Gullfoss waterfall using long exposure from a drone, see all the people?
The wide Hvítá river flows southward, and about a kilometer above the falls it turns sharply to the right and flows down into a wide curved three-step staircase and then abruptly plunges in two stages 11 meters, and 21 meters into a crevice 32 meters deep. The crevice, about 20 meters wide and 2.5 kilometers in length, extends perpendicular to the flow of the river. The average amount of water running down the waterfall is 140 cubic meters per second in the summer and 80 cubic meters per second in the winter. The highest flood measured was 2,000 cubic meters per second.
During the first half of the 20th century and some years into the late 20th century, there was much speculation about using Gullfoss to generate electricity. During this period, the waterfall was rented indirectly by its owners, Tómas Tómasson and Halldór Halldórsson, to foreign investors. However, the investors’ attempts were unsuccessful, partly due to lack of money. The waterfall was later sold to the state of Iceland, and is now protected.
Sigríður Tómasdóttir, the daughter of Tómas Tómasson, was determined to preserve the waterfall’s condition and even threatened to throw herself down.
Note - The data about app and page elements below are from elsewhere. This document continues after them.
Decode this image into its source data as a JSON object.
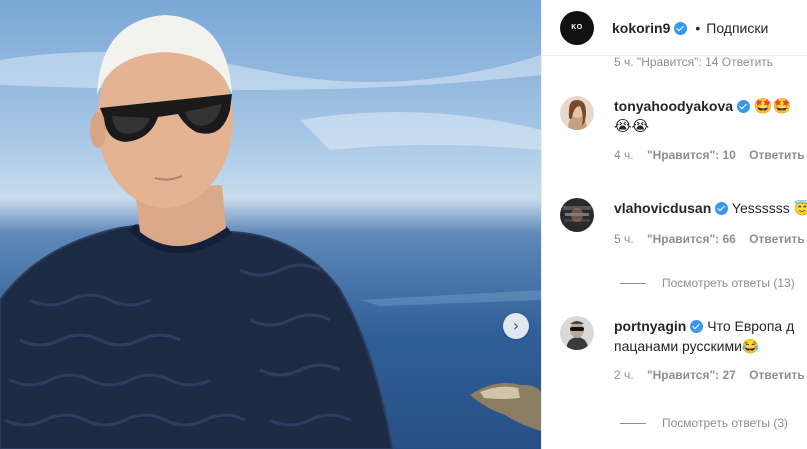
{
  "post": {
    "author": "kokorin9",
    "author_avatar_text": "KO",
    "separator": "•",
    "follow_label": "Подписки"
  },
  "cut_comment_meta": "5 ч.   \"Нравится\": 14   Ответить",
  "comments": [
    {
      "username": "tonyahoodyakova",
      "verified": true,
      "text": "🤩🤩",
      "text_line2": "😭😭",
      "time": "4 ч.",
      "likes": "\"Нравится\": 10",
      "reply": "Ответить"
    },
    {
      "username": "vlahovicdusan",
      "verified": true,
      "text": "Yessssss 😇",
      "time": "5 ч.",
      "likes": "\"Нравится\": 66",
      "reply": "Ответить",
      "view_replies": "Посмотреть ответы (13)"
    },
    {
      "username": "portnyagin",
      "verified": true,
      "text": "Что Европа д",
      "text_line2": "пацанами русскими😂",
      "time": "2 ч.",
      "likes": "\"Нравится\": 27",
      "reply": "Ответить",
      "view_replies": "Посмотреть ответы (3)"
    }
  ],
  "colors": {
    "text": "#262626",
    "muted": "#8e8e8e",
    "verified": "#3897f0",
    "divider": "#efefef"
  },
  "icons": {
    "verified": "verified-badge-icon",
    "next": "chevron-right-icon"
  }
}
A stone memorial to Sigriður, located above the falls, depicts her profile.
Gullfoss is one of the most popular tourist attractions in Iceland. Together with Þingvellir and the geysers of Haukadalur, Gullfoss forms part of the Golden Circle, a popular day excursion for tourists in Iceland.